The PEOPLE of the State of New York, Respondent,
Appeal from a judgment of the County Court of Broome County, rendered February 25, 1983, upon a verdict convicting defendant of the crime of burglary in the third degree.
At 2:00 A.M. on November 25, 1982, Thanksgiving Day, a security guard at the New York State Building Annex in the City of Binghamton heard the sound of breaking glass coming from the building's first floor cafeteria. Investigation uncovered [p. 845] defendant crouched on a windowsill behind one of several food and beverage dispensing machines located in the cafeteria. When told to "hold it where he was at", defendant responded by smashing the window in front of him and diving through it to a loading ramp below, where he was then apprehended by the guard. At that point, as defendant was rising to his feet, something struck the wooden loading ramp, making a loud noise. A flashlight search made by the guard before re-entering the building with defendant revealed a "cold chisel", a tool used to cut the heads off bolts, lying on the ramp. Unlike tools utilized by State workers and stamped with the letters "O.G.S." (Office of General Services), the chisel bore no such stamp.

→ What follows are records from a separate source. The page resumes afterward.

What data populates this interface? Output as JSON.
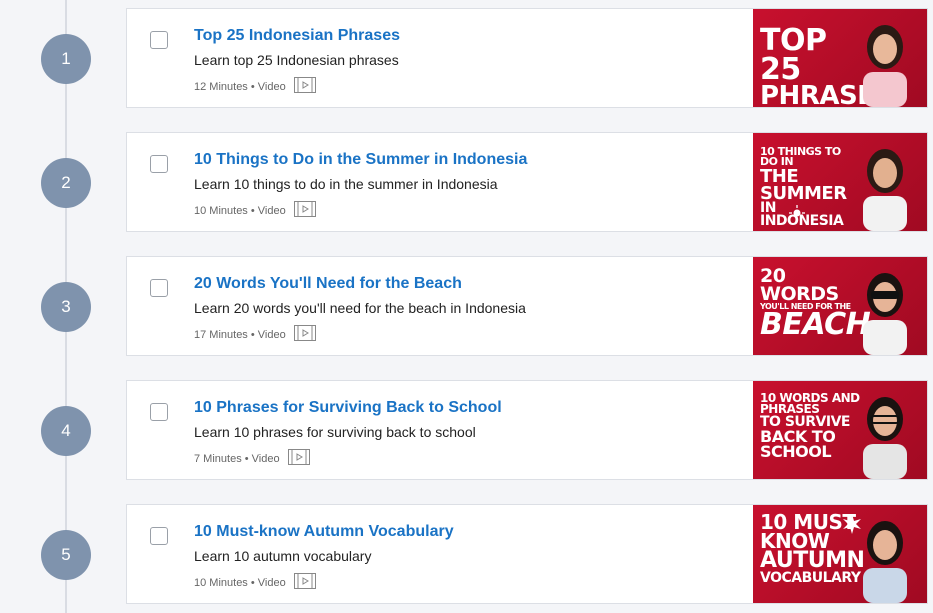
{
  "lessons": [
    {
      "number": "1",
      "title": "Top 25 Indonesian Phrases",
      "description": "Learn top 25 Indonesian phrases",
      "meta": "12 Minutes • Video",
      "thumbnail": {
        "line1": "TOP 25",
        "line2": "PHRASES",
        "line3": ""
      }
    },
    {
      "number": "2",
      "title": "10 Things to Do in the Summer in Indonesia",
      "description": "Learn 10 things to do in the summer in Indonesia",
      "meta": "10 Minutes • Video",
      "thumbnail": {
        "line1": "10 THINGS TO DO IN",
        "line2": "THE SUMMER",
        "line3": "IN INDONESIA"
      }
    },
    {
      "number": "3",
      "title": "20 Words You'll Need for the Beach",
      "description": "Learn 20 words you'll need for the beach in Indonesia",
      "meta": "17 Minutes • Video",
      "thumbnail": {
        "line1": "20 WORDS",
        "line2": "YOU'LL NEED FOR THE",
        "line3": "BEACH"
      }
    },
    {
      "number": "4",
      "title": "10 Phrases for Surviving Back to School",
      "description": "Learn 10 phrases for surviving back to school",
      "meta": "7 Minutes • Video",
      "thumbnail": {
        "line1": "10 WORDS AND PHRASES",
        "line2": "TO SURVIVE",
        "line3": "BACK TO SCHOOL"
      }
    },
    {
      "number": "5",
      "title": "10 Must-know Autumn Vocabulary",
      "description": "Learn 10 autumn vocabulary",
      "meta": "10 Minutes • Video",
      "thumbnail": {
        "line1": "10 MUST KNOW",
        "line2": "AUTUMN",
        "line3": "VOCABULARY"
      }
    }
  ],
  "colors": {
    "accent": "#1a73c5",
    "step": "#7f93ad",
    "thumb": "#c8102e"
  },
  "icons": {
    "video": "video-film-icon"
  }
}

As part of the People's case, the prosecution read to the jury portions of defendant's Grand Jury testimony wherein defendant explained he had entered the building to avoid being pursued by three would-be muggers, one of whom was armed; that testimony also described the route along which he had proceeded. This explanation was followed by the testimony of a Binghamton police officer that, at the time defendant was ostensibly being chased, the officer was patrolling that very route and never saw defendant or his alleged pursuers. The defense rested without presenting evidence.

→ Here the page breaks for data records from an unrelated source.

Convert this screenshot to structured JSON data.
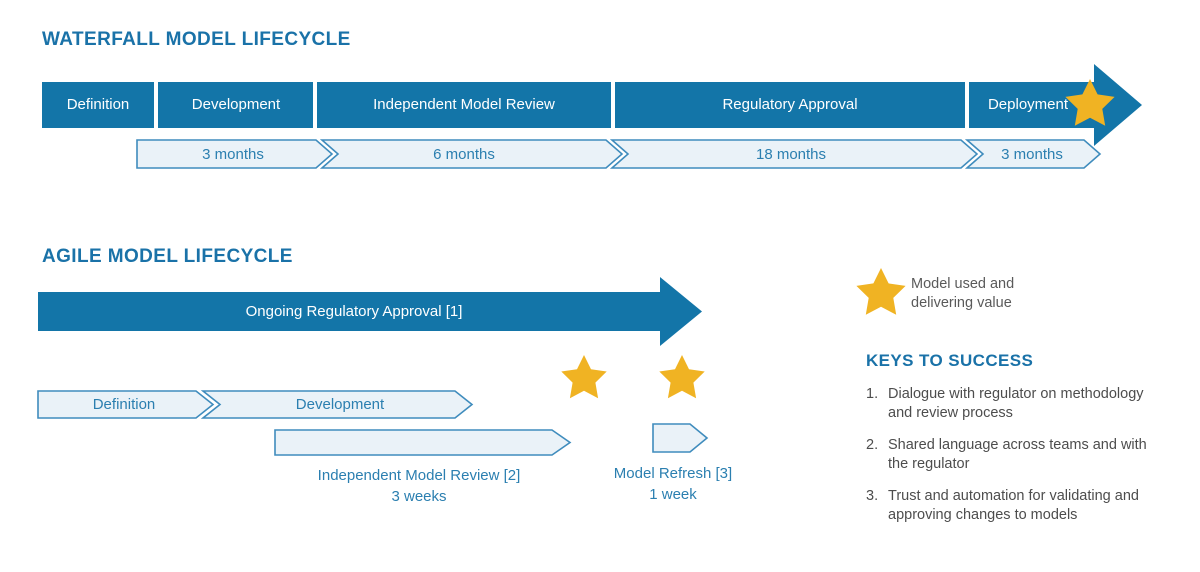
{
  "colors": {
    "brand_blue": "#1a72a8",
    "dark_blue_fill": "#1375a8",
    "light_fill": "#eaf2f8",
    "light_stroke": "#3f8cbd",
    "star_gold": "#f0b323",
    "text_gray": "#4d4d4d",
    "white": "#ffffff"
  },
  "waterfall": {
    "title": "WATERFALL MODEL LIFECYCLE",
    "phases": [
      {
        "label": "Definition",
        "duration": ""
      },
      {
        "label": "Development",
        "duration": "3 months"
      },
      {
        "label": "Independent Model Review",
        "duration": "6 months"
      },
      {
        "label": "Regulatory Approval",
        "duration": "18 months"
      },
      {
        "label": "Deployment",
        "duration": "3 months"
      }
    ],
    "star_icon": "star-icon"
  },
  "agile": {
    "title": "AGILE MODEL LIFECYCLE",
    "ongoing_bar": {
      "label": "Ongoing Regulatory Approval [1]"
    },
    "phases": [
      {
        "label": "Definition"
      },
      {
        "label": "Development"
      }
    ],
    "review": {
      "label": "Independent Model Review [2]",
      "duration": "3 weeks"
    },
    "refresh": {
      "label": "Model Refresh [3]",
      "duration": "1 week"
    },
    "stars": [
      "star-icon",
      "star-icon"
    ]
  },
  "legend": {
    "icon": "star-icon",
    "line1": "Model used and",
    "line2": "delivering value"
  },
  "keys": {
    "title": "KEYS TO SUCCESS",
    "items": [
      {
        "num": "1.",
        "text": "Dialogue with regulator on methodology and review process"
      },
      {
        "num": "2.",
        "text": "Shared language across teams and with the regulator"
      },
      {
        "num": "3.",
        "text": "Trust and automation for validating and approving changes to models"
      }
    ]
  }
}
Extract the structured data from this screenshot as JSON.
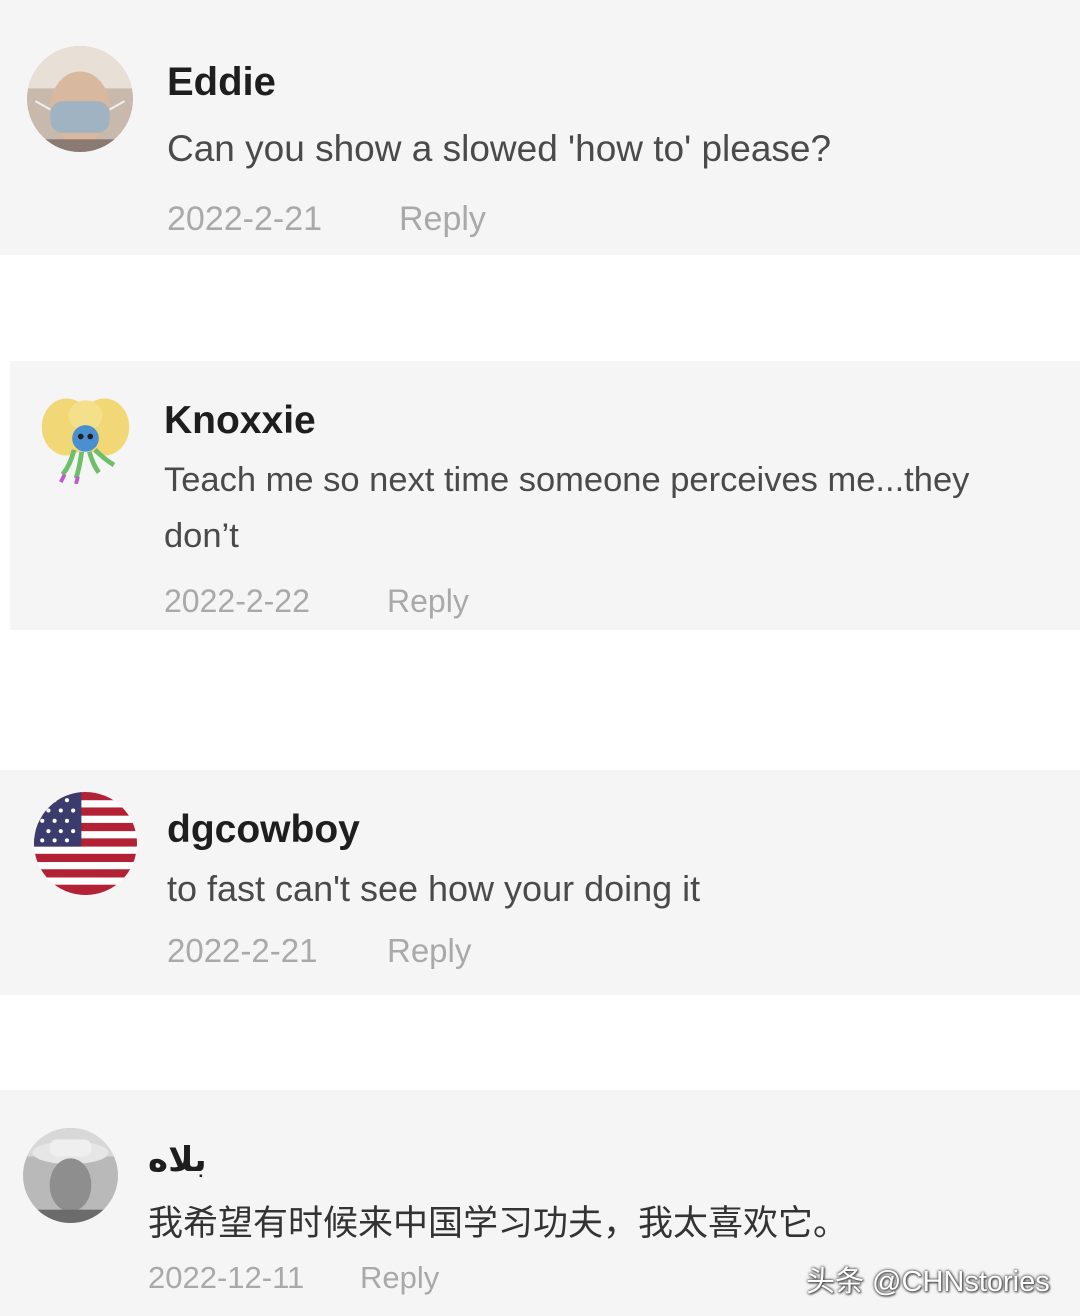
{
  "comments": [
    {
      "username": "Eddie",
      "text": "Can you show a slowed 'how to' please?",
      "date": "2022-2-21",
      "reply_label": "Reply",
      "avatar": "masked-person-avatar"
    },
    {
      "username": "Knoxxie",
      "text_line1": "Teach me so next time someone perceives me...they",
      "text_line2": "don’t",
      "date": "2022-2-22",
      "reply_label": "Reply",
      "avatar": "cartoon-creature-avatar"
    },
    {
      "username": "dgcowboy",
      "text": "to fast can't see how your doing it",
      "date": "2022-2-21",
      "reply_label": "Reply",
      "avatar": "us-flag-avatar"
    },
    {
      "username": "بلاه",
      "text": "我希望有时候来中国学习功夫，我太喜欢它。",
      "date": "2022-12-11",
      "reply_label": "Reply",
      "avatar": "person-with-hat-avatar"
    }
  ],
  "watermark": "头条 @CHNstories",
  "colors": {
    "card_bg": "#f5f5f5",
    "username": "#1e1e1e",
    "comment_text": "#4a4a4a",
    "meta_text": "#a9a9a9"
  }
}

Initially, defendant maintains that his conviction should be reversed
in the interest of justice because the trial court's charge was erroneous.
The court informed the jury as to the elements of both burglary in the
third degree and the lesser included offense of criminal trespass in the
third degree. Instruction was also given as to the defense of justification,
but with the admonition that this defense was merely to be considered with
respect to the criminal trespass charge and then only if the jury first
acquitted defendant of burglary. It is claimed that justification
was also a defense to the burglary charge and that failure to so advise
the jury was error. In parallel circumstances, the Court of Appeals
found in People v. Almodovar, 62 N.Y.2d 126, 476 N.Y.S.2d 95, 464 N.E.2d
463, that the justification defense was not germane to a jury's consideration
of a charge of criminal possession of a weapon, stating:
* * * a person either possesses a weapon lawfully or he does not and he may not avoid the criminal charge [of possession of a weapon in the second degree] by claiming that he possessed the weapon for his protection. Justification may excuse otherwise unlawful use of the weapon but it is difficult to imagine circumstances where it could excuse unlawful possession of it (citation omitted) (id., 62 N.Y.2d at 130, 476 N.Y.S.2d 95, 464 N.E.2d 463).
The same is true with respect to the burglary charge at issue; defendant either entered or remained in the building intending to commit a crime therein or was lacking that guilty [p. 846] intent. Consequently, even if defendant had timely objected to the alleged error, thereby preserving the issue for review, the trial court was not obliged to instruct that justification was a defense to the burglary charge.
* * *
We have considered defendant's other arguments and find them to
be without merit.